SHREWSBURY: British Prime Minister Boris Johnson on Friday faced questions about his leadership after weeks of controversy culminated in a crushing by-election defeat in a constituency never previously lost by his Conservative Party.
His ruling Tories had held the seat in North Shropshire, central England, by a massive majority just two years ago, but saw that wiped out by the Liberal Democrats in a vote on Thursday, a historic defeat set to intensify the mutinous mood among Conservative MPs.
Johnson, 57, was already reeling from a series of scandals and setbacks and around 100 of his lawmakers rebelled in parliament Tuesday against the government’s introduction of vaccine passes for large events.
Conservative Party faces crushing defeat in a constituency never previously lost by it
The UK leader’s authority has also been hit repeatedly in recent weeks by claims of corruption and reports that he and his staff broke coronavirus restrictions last Christmas, while a new surge in Omicron cases have added to a sense of crisis.
The government reported nearly 89,000 new infections Thursday, the second consecutive record daily tally.
The Tories lose the safe rural seat, won by 23,000 votes in 2019, by almost 6,000 votes, as the Lib Dems mustered a swing of 34 percentage points — the seventh biggest in by-election history.
“The people of North Shropshire have spoken on behalf of the British people,” winning candidate Helen Morgan said in her victory speech.
“They have said loudly and clearly: ‘Boris Johnson, the party is over’.
“Your government, run on lies and bluster, will be held accountable. It will be scrutinised, it will be challenged and it can and will be defeated.”
The shattering defeat drew an immediate backlash from some Tory MPs and predictions that letters of no-confidence in their leader could be dispatched to trigger an internal party vote to remove him.
The same process saw his predecessor Theresa May ousted in mid-2019 after MPs, including Johnson, voted against her Brexit deal in parliament.
“The Conservative Party has a reputation for not taking prisoners. If the prime minister fails, the prime minister goes,” long-serving lawmaker Roger Gale told BBC Radio.
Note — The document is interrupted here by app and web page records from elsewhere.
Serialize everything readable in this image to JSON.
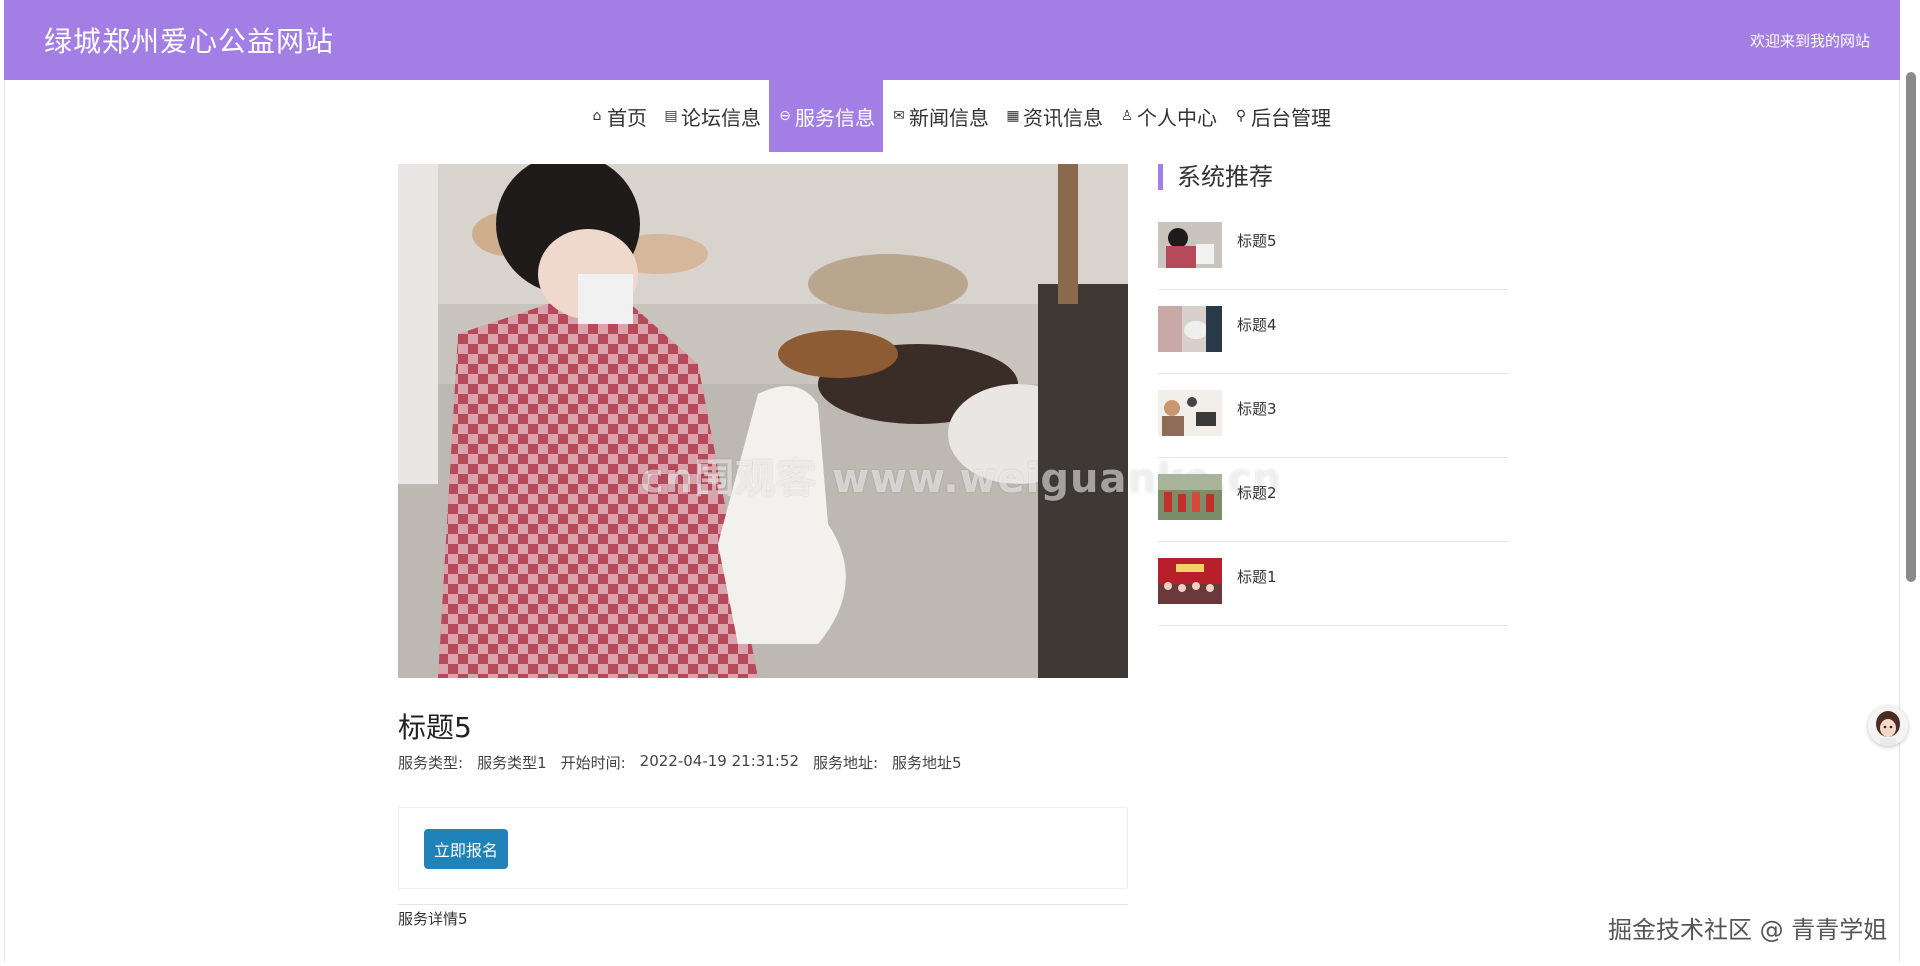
{
  "header": {
    "site_title": "绿城郑州爱心公益网站",
    "welcome": "欢迎来到我的网站",
    "bg_color": "#a37ee4"
  },
  "nav": {
    "items": [
      {
        "label": "首页",
        "icon": "home-icon",
        "active": false
      },
      {
        "label": "论坛信息",
        "icon": "clipboard-icon",
        "active": false
      },
      {
        "label": "服务信息",
        "icon": "service-icon",
        "active": true
      },
      {
        "label": "新闻信息",
        "icon": "mail-icon",
        "active": false
      },
      {
        "label": "资讯信息",
        "icon": "calendar-icon",
        "active": false
      },
      {
        "label": "个人中心",
        "icon": "user-icon",
        "active": false
      },
      {
        "label": "后台管理",
        "icon": "link-icon",
        "active": false
      }
    ]
  },
  "detail": {
    "watermark": "cn围观客 www.weiguanke.cn",
    "title": "标题5",
    "meta": {
      "type_label": "服务类型:",
      "type_value": "服务类型1",
      "start_label": "开始时间:",
      "start_value": "2022-04-19 21:31:52",
      "address_label": "服务地址:",
      "address_value": "服务地址5"
    },
    "apply_label": "立即报名",
    "body": "服务详情5"
  },
  "sidebar": {
    "title": "系统推荐",
    "items": [
      {
        "label": "标题5"
      },
      {
        "label": "标题4"
      },
      {
        "label": "标题3"
      },
      {
        "label": "标题2"
      },
      {
        "label": "标题1"
      }
    ]
  },
  "footer_mark": "掘金技术社区 @ 青青学姐"
}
“Mr Johnson has to prove that he’s capable of being a good prime minister and at the moment it’s quite clear that the public don’t think that that’s the case.” However, others cautioned that surging Covid infections could buy the prime minister time to turn around his fortunes.
“It doesn’t meant the end, and it certainly doesn’t mean leadership challenges,” said Charles Walker, the vice-chairman of the party’s 1922 Committee which collates no-confidence letters and manages any leadership contest.
“The Conservative Party is not going to have a leadership challenge as we are heading into potential further restrictions around Covid, and difficulties around Covid.” Party chairman Oliver Dowden, also a government minister without portfolio, said North Shropshire’s voters were “fed up and they gave us a kicking” but that “we’ve heard that loud and clear”.
“The prime minister is an electoral asset for the Conservative Party,” he insisted to Sky News.
“On the big calls, (he) has the vision and the direction to get us through this difficult period.”
The atmosphere before the North Shropshire vote was a far cry from May, when the Conservatives swept to their own unprecedented by-election victory in the northeast England seat of Hartlepool on the back of a successful vaccine rollout.
But the virus is once again dominating British life and the arrival of the Omicron variant has again deepened the gloom before Christmas, just when the prime minister’s authority has been weakened.
Britain is also suffering spiralling inflation as a result of big borrowing during lockdowns, high energy prices and bottlenecked supply chains. Tax rises also loom from next April.